Probation ordered in shovel attack
Wailuku defendant agreed, ‘I made some mistakes’
WAILUKU — A second defendant was placed on four years’ probation Thursday after being convicted of assaulting a man who reported being beaten with a shovel and terrorized in his house in Kahakuloa Village.
Kaulana Alo Kaonohi, 29, of Wailuku apologized to homeowner Christopher Kunzelman. He said he had been planning to spend his first night in the house he was renovating when he was attacked Feb. 13, 2014.
Back then, “I had a different mentality about things,” Alo Kaonohi said in court. “I made some mistakes.”
“Would you agree they were more than mistakes?” 2nd Circuit Judge Peter Cahill asked.
“Yes,” Alo Kaonohi said. “I have grown over these past five years.”
Defense attorney Matthew Nardi said Alo Kaonohi recently had his first child.
“That was a huge life-changing event for him,” Nardi said. “That’s his focus in life right now. I’m confident that nothing like this, no attack, no physical altercation, is ever going to happen with him again because his priorities are set in stone.”
He said Alo Kaonohi, a carpenter, has led efforts to rebuild Kahakuloa Hawaiian Congregational Church.
“He wants to be a good father, a hard worker and a valuable member of our society,” Nardi said.
Alo Kaonohi had pleaded no contest to first-degree assault, with charges of first-degree burglary, first-degree terroristic threatening, second-degree theft and first-degree criminal property damage dismissed. A plea agreement between the defense and prosecution recommended probation for Alo Kaonohi.
“My main concern is justice,” said Kunzelman, who traveled from the Mainland for the sentencing hearing. “Justice in this case is not probation.”

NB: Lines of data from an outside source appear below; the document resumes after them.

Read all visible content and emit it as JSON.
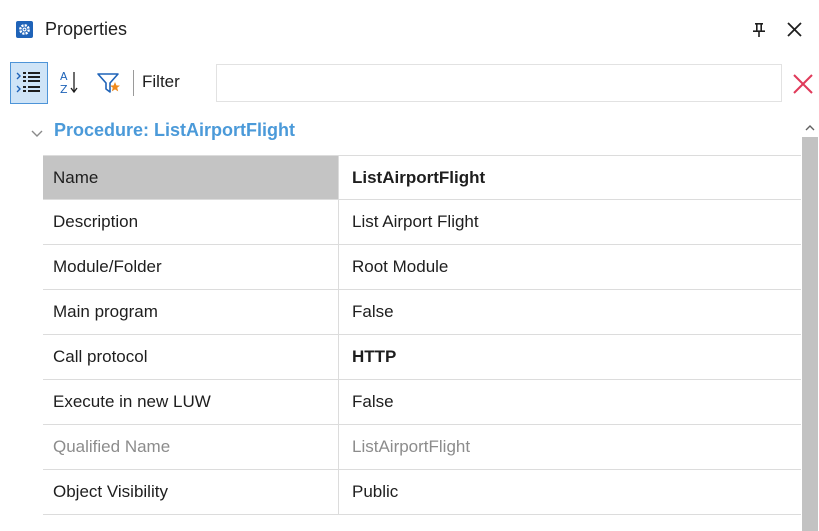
{
  "window": {
    "title": "Properties"
  },
  "toolbar": {
    "filter_label": "Filter",
    "filter_value": "",
    "filter_placeholder": ""
  },
  "icons": {
    "panel": "properties-gear-icon",
    "pin": "pin-icon",
    "close": "close-icon",
    "categorized": "categorized-view-icon",
    "alphabetical": "sort-alphabetical-icon",
    "filter": "filter-icon",
    "clear_filter": "clear-filter-icon",
    "category_toggle": "chevron-down-icon"
  },
  "colors": {
    "accent_blue": "#1f63b8",
    "category_text": "#4b9ad9",
    "selected_row": "#c4c4c4",
    "clear_filter": "#e03a5a",
    "disabled_text": "#8c8c8c"
  },
  "category": {
    "label": "Procedure: ListAirportFlight"
  },
  "properties": [
    {
      "name": "Name",
      "value": "ListAirportFlight"
    },
    {
      "name": "Description",
      "value": "List Airport Flight"
    },
    {
      "name": "Module/Folder",
      "value": "Root Module"
    },
    {
      "name": "Main program",
      "value": "False"
    },
    {
      "name": "Call protocol",
      "value": "HTTP"
    },
    {
      "name": "Execute in new LUW",
      "value": "False"
    },
    {
      "name": "Qualified Name",
      "value": "ListAirportFlight"
    },
    {
      "name": "Object Visibility",
      "value": "Public"
    }
  ]
}
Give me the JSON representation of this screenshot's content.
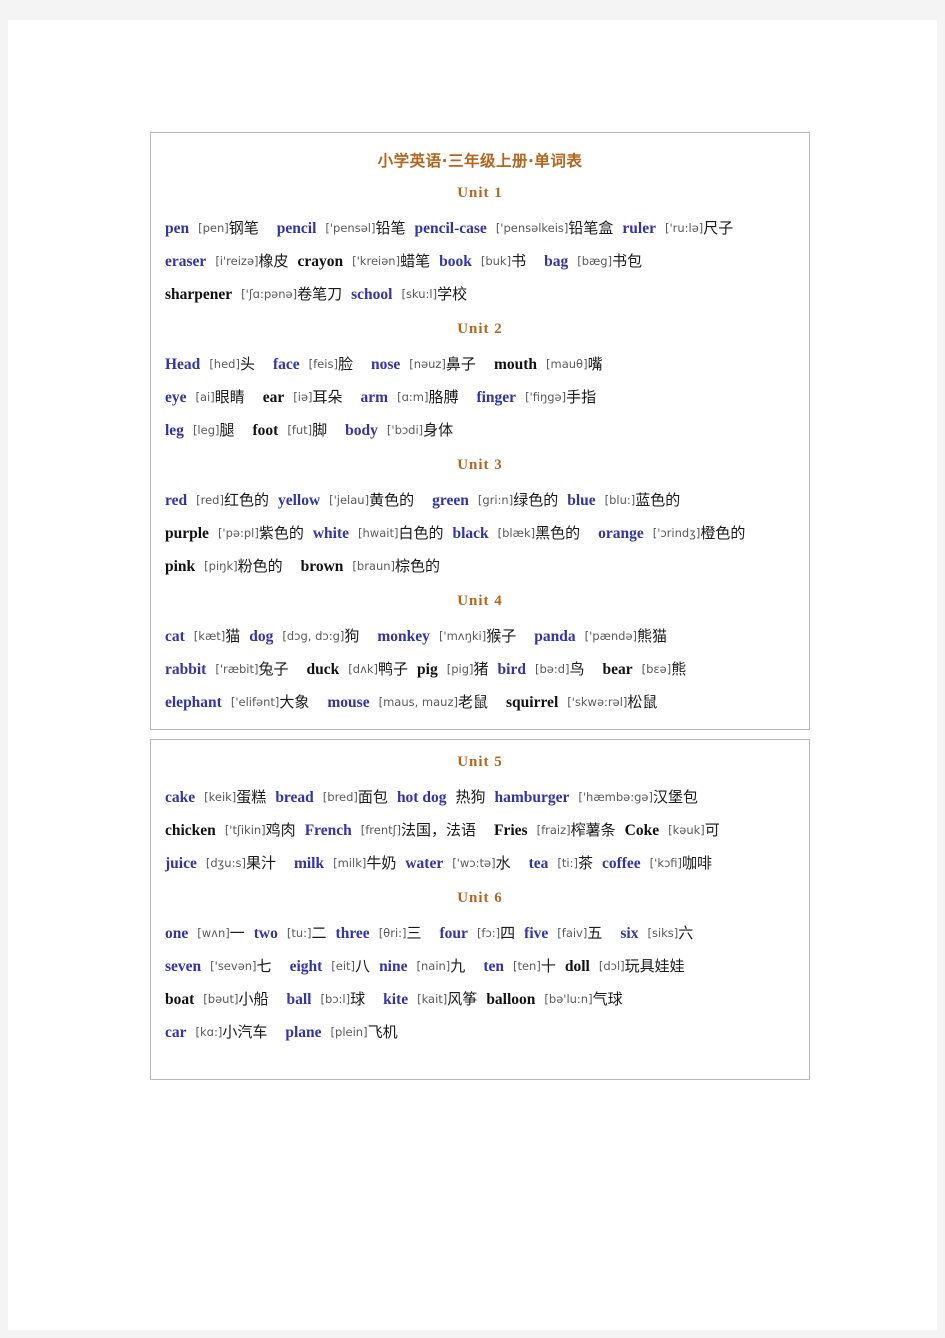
{
  "document": {
    "title": "小学英语·三年级上册·单词表"
  },
  "boxes": [
    {
      "units": [
        {
          "heading": "Unit 1",
          "lines": [
            [
              {
                "word": "pen",
                "color": "blue",
                "phonetic": "[pen]",
                "cn": "钢笔",
                "gap": "wide"
              },
              {
                "word": "pencil",
                "color": "blue",
                "phonetic": "['pensəl]",
                "cn": "铅笔",
                "gap": "normal"
              },
              {
                "word": "pencil-case",
                "color": "blue",
                "phonetic": "['pensəlkeis]",
                "cn": "铅笔盒",
                "gap": "normal"
              },
              {
                "word": "ruler",
                "color": "blue",
                "phonetic": "['ru:lə]",
                "cn": "尺子",
                "gap": "normal"
              }
            ],
            [
              {
                "word": "eraser",
                "color": "blue",
                "phonetic": "[i'reizə]",
                "cn": "橡皮",
                "gap": "normal"
              },
              {
                "word": "crayon",
                "color": "black",
                "phonetic": "['kreiən]",
                "cn": "蜡笔",
                "gap": "normal"
              },
              {
                "word": "book",
                "color": "blue",
                "phonetic": "[buk]",
                "cn": "书",
                "gap": "wide"
              },
              {
                "word": "bag",
                "color": "blue",
                "phonetic": "[bæg]",
                "cn": "书包",
                "gap": "normal"
              }
            ],
            [
              {
                "word": "sharpener",
                "color": "black",
                "phonetic": "['ʃɑ:pənə]",
                "cn": "卷笔刀",
                "gap": "normal"
              },
              {
                "word": "school",
                "color": "blue",
                "phonetic": "[sku:l]",
                "cn": "学校",
                "gap": "normal"
              }
            ]
          ]
        },
        {
          "heading": "Unit 2",
          "lines": [
            [
              {
                "word": "Head",
                "color": "blue",
                "phonetic": "[hed]",
                "cn": "头",
                "gap": "wide"
              },
              {
                "word": "face",
                "color": "blue",
                "phonetic": "[feis]",
                "cn": "脸",
                "gap": "wide"
              },
              {
                "word": "nose",
                "color": "blue",
                "phonetic": "[nəuz]",
                "cn": "鼻子",
                "gap": "wide"
              },
              {
                "word": "mouth",
                "color": "black",
                "phonetic": "[mauθ]",
                "cn": "嘴",
                "gap": "normal"
              }
            ],
            [
              {
                "word": "eye",
                "color": "blue",
                "phonetic": "[ai]",
                "cn": "眼睛",
                "gap": "wide"
              },
              {
                "word": "ear",
                "color": "black",
                "phonetic": "[iə]",
                "cn": "耳朵",
                "gap": "wide"
              },
              {
                "word": "arm",
                "color": "blue",
                "phonetic": "[ɑ:m]",
                "cn": "胳膊",
                "gap": "wide"
              },
              {
                "word": "finger",
                "color": "blue",
                "phonetic": "['fiŋgə]",
                "cn": "手指",
                "gap": "normal"
              }
            ],
            [
              {
                "word": "leg",
                "color": "blue",
                "phonetic": "[leg]",
                "cn": "腿",
                "gap": "wide"
              },
              {
                "word": "foot",
                "color": "black",
                "phonetic": "[fut]",
                "cn": "脚",
                "gap": "wide"
              },
              {
                "word": "body",
                "color": "blue",
                "phonetic": "['bɔdi]",
                "cn": "身体",
                "gap": "normal"
              }
            ]
          ]
        },
        {
          "heading": "Unit 3",
          "lines": [
            [
              {
                "word": "red",
                "color": "blue",
                "phonetic": "[red]",
                "cn": "红色的",
                "gap": "normal"
              },
              {
                "word": "yellow",
                "color": "blue",
                "phonetic": "['jelau]",
                "cn": "黄色的",
                "gap": "wide"
              },
              {
                "word": "green",
                "color": "blue",
                "phonetic": "[gri:n]",
                "cn": "绿色的",
                "gap": "normal"
              },
              {
                "word": "blue",
                "color": "blue",
                "phonetic": "[blu:]",
                "cn": "蓝色的",
                "gap": "normal"
              }
            ],
            [
              {
                "word": "purple",
                "color": "black",
                "phonetic": "['pə:pl]",
                "cn": "紫色的",
                "gap": "normal"
              },
              {
                "word": "white",
                "color": "blue",
                "phonetic": "[hwait]",
                "cn": "白色的",
                "gap": "normal"
              },
              {
                "word": "black",
                "color": "blue",
                "phonetic": "[blæk]",
                "cn": "黑色的",
                "gap": "wide"
              },
              {
                "word": "orange",
                "color": "blue",
                "phonetic": "['ɔrindʒ]",
                "cn": "橙色的",
                "gap": "normal"
              }
            ],
            [
              {
                "word": "pink",
                "color": "black",
                "phonetic": "[piŋk]",
                "cn": "粉色的",
                "gap": "wide"
              },
              {
                "word": "brown",
                "color": "black",
                "phonetic": "[braun]",
                "cn": "棕色的",
                "gap": "normal"
              }
            ]
          ]
        },
        {
          "heading": "Unit 4",
          "lines": [
            [
              {
                "word": "cat",
                "color": "blue",
                "phonetic": "[kæt]",
                "cn": "猫",
                "gap": "normal"
              },
              {
                "word": "dog",
                "color": "blue",
                "phonetic": "[dɔg, dɔ:g]",
                "cn": "狗",
                "gap": "wide"
              },
              {
                "word": "monkey",
                "color": "blue",
                "phonetic": "['mʌŋki]",
                "cn": "猴子",
                "gap": "wide"
              },
              {
                "word": "panda",
                "color": "blue",
                "phonetic": "['pændə]",
                "cn": "熊猫",
                "gap": "normal"
              }
            ],
            [
              {
                "word": "rabbit",
                "color": "blue",
                "phonetic": "['ræbit]",
                "cn": "兔子",
                "gap": "wide"
              },
              {
                "word": "duck",
                "color": "black",
                "phonetic": "[dʌk]",
                "cn": "鸭子",
                "gap": "normal"
              },
              {
                "word": "pig",
                "color": "black",
                "phonetic": "[pig]",
                "cn": "猪",
                "gap": "normal"
              },
              {
                "word": "bird",
                "color": "blue",
                "phonetic": "[bə:d]",
                "cn": "鸟",
                "gap": "wide"
              },
              {
                "word": "bear",
                "color": "black",
                "phonetic": "[bɛə]",
                "cn": "熊",
                "gap": "normal"
              }
            ],
            [
              {
                "word": "elephant",
                "color": "blue",
                "phonetic": "['elifənt]",
                "cn": "大象",
                "gap": "wide"
              },
              {
                "word": "mouse",
                "color": "blue",
                "phonetic": "[maus, mauz]",
                "cn": "老鼠",
                "gap": "wide"
              },
              {
                "word": "squirrel",
                "color": "black",
                "phonetic": "['skwə:rəl]",
                "cn": "松鼠",
                "gap": "normal"
              }
            ]
          ]
        }
      ]
    },
    {
      "units": [
        {
          "heading": "Unit 5",
          "lines": [
            [
              {
                "word": "cake",
                "color": "blue",
                "phonetic": "[keik]",
                "cn": "蛋糕",
                "gap": "normal"
              },
              {
                "word": "bread",
                "color": "blue",
                "phonetic": "[bred]",
                "cn": "面包",
                "gap": "normal"
              },
              {
                "word": "hot dog",
                "color": "blue",
                "phonetic": "",
                "cn": "热狗",
                "gap": "normal"
              },
              {
                "word": "hamburger",
                "color": "blue",
                "phonetic": "['hæmbə:gə]",
                "cn": "汉堡包",
                "gap": "wide"
              }
            ],
            [
              {
                "word": "chicken",
                "color": "black",
                "phonetic": "['tʃikin]",
                "cn": "鸡肉",
                "gap": "normal"
              },
              {
                "word": "French",
                "color": "blue",
                "phonetic": "[frentʃ]",
                "cn": "法国，法语",
                "gap": "wide"
              },
              {
                "word": "Fries",
                "color": "black",
                "phonetic": "[fraiz]",
                "cn": "榨薯条",
                "gap": "normal"
              },
              {
                "word": "Coke",
                "color": "black",
                "phonetic": "[kəuk]",
                "cn": "可",
                "gap": "normal"
              }
            ],
            [
              {
                "word": "juice",
                "color": "blue",
                "phonetic": "[dʒu:s]",
                "cn": "果汁",
                "gap": "wide"
              },
              {
                "word": "milk",
                "color": "blue",
                "phonetic": "[milk]",
                "cn": "牛奶",
                "gap": "normal"
              },
              {
                "word": "water",
                "color": "blue",
                "phonetic": "['wɔ:tə]",
                "cn": "水",
                "gap": "wide"
              },
              {
                "word": "tea",
                "color": "blue",
                "phonetic": "[ti:]",
                "cn": "茶",
                "gap": "normal"
              },
              {
                "word": "coffee",
                "color": "blue",
                "phonetic": "['kɔfi]",
                "cn": "咖啡",
                "gap": "normal"
              }
            ]
          ]
        },
        {
          "heading": "Unit 6",
          "lines": [
            [
              {
                "word": "one",
                "color": "blue",
                "phonetic": "[wʌn]",
                "cn": "一",
                "gap": "normal"
              },
              {
                "word": "two",
                "color": "blue",
                "phonetic": "[tu:]",
                "cn": "二",
                "gap": "normal"
              },
              {
                "word": "three",
                "color": "blue",
                "phonetic": "[θri:]",
                "cn": "三",
                "gap": "wide"
              },
              {
                "word": "four",
                "color": "blue",
                "phonetic": "[fɔ:]",
                "cn": "四",
                "gap": "normal"
              },
              {
                "word": "five",
                "color": "blue",
                "phonetic": "[faiv]",
                "cn": "五",
                "gap": "wide"
              },
              {
                "word": "six",
                "color": "blue",
                "phonetic": "[siks]",
                "cn": "六",
                "gap": "normal"
              }
            ],
            [
              {
                "word": "seven",
                "color": "blue",
                "phonetic": "['sevən]",
                "cn": "七",
                "gap": "wide"
              },
              {
                "word": "eight",
                "color": "blue",
                "phonetic": "[eit]",
                "cn": "八",
                "gap": "normal"
              },
              {
                "word": "nine",
                "color": "blue",
                "phonetic": "[nain]",
                "cn": "九",
                "gap": "wide"
              },
              {
                "word": "ten",
                "color": "blue",
                "phonetic": "[ten]",
                "cn": "十",
                "gap": "normal"
              },
              {
                "word": "doll",
                "color": "black",
                "phonetic": "[dɔl]",
                "cn": "玩具娃娃",
                "gap": "normal"
              }
            ],
            [
              {
                "word": "boat",
                "color": "black",
                "phonetic": "[bəut]",
                "cn": "小船",
                "gap": "wide"
              },
              {
                "word": "ball",
                "color": "blue",
                "phonetic": "[bɔ:l]",
                "cn": "球",
                "gap": "wide"
              },
              {
                "word": "kite",
                "color": "blue",
                "phonetic": "[kait]",
                "cn": "风筝",
                "gap": "normal"
              },
              {
                "word": "balloon",
                "color": "black",
                "phonetic": "[bə'lu:n]",
                "cn": "气球",
                "gap": "normal"
              }
            ],
            [
              {
                "word": "car",
                "color": "blue",
                "phonetic": "[kɑ:]",
                "cn": "小汽车",
                "gap": "wide"
              },
              {
                "word": "plane",
                "color": "blue",
                "phonetic": "[plein]",
                "cn": "飞机",
                "gap": "normal"
              }
            ]
          ]
        }
      ]
    }
  ]
}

Kunzelman said he wanted the judge to hold a roofing shovel like the one that Kunzelman said had been used to hit him on the back of his head that night.
“I was physically attacked using what I consider a deadly weapon,” Kunzelman said.
He said Alo Kaonohi and co-defendant Levi “Pio” Aki Jr. had approached the property from the rocky beach. Kunzelman reported that they said, “It’s nothing personal, you just have the wrong f—ing color skin.”
Kunzelman reported being knocked unconscious and kicked repeatedly before he and his uncle fled.
In court Thursday, Kunzelman referred to another stranger who was attacked by Alo Kaonohi in a bar on July 20, 2014.
Judge Cahill said he wasn’t considering that case in sentencing Alo Kaonohi, although he was familiar with the facts from a civil proceeding in his court.
For the bar assault, Alo Kaonohi was sentenced last year to a one-year jail term as part of four years’ probation after he had pleaded no contest to second-degree assault. He was later granted a recessed sentence allowing him to leave the jail to go to work, according to court records.
“I paid the price for my actions in my other cases,” Alo Kaonohi said. “I’m just trying to get past all this and move on with my life.”
Judge Cahill said the plea agreement in the Kahakuloa case was reached as “this case was on the verge of being dismissed.”
Alo Kaonohi was ordered to complete anger management classes as part of his probation.
“I appreciate the respect you’ve shown to me,” Kunzelman said to the judge at the end of the sentencing hearing. “I’m absolutely not happy with the result. I feel like the only person in the United States of America who cannot go back to his own home because of the color of his skin. And that’s disappointing.”
A restitution hearing for Alo Kaonohi and Aki is set for Jan. 23.
Last month, Aki was sentenced to four years’ probation and was given credit for more than six months he had spent in jail. He had pleaded no contest to first-degree terroristic threatening.
* Lila Fujimoto can be reached at firstname.lastname@example.org.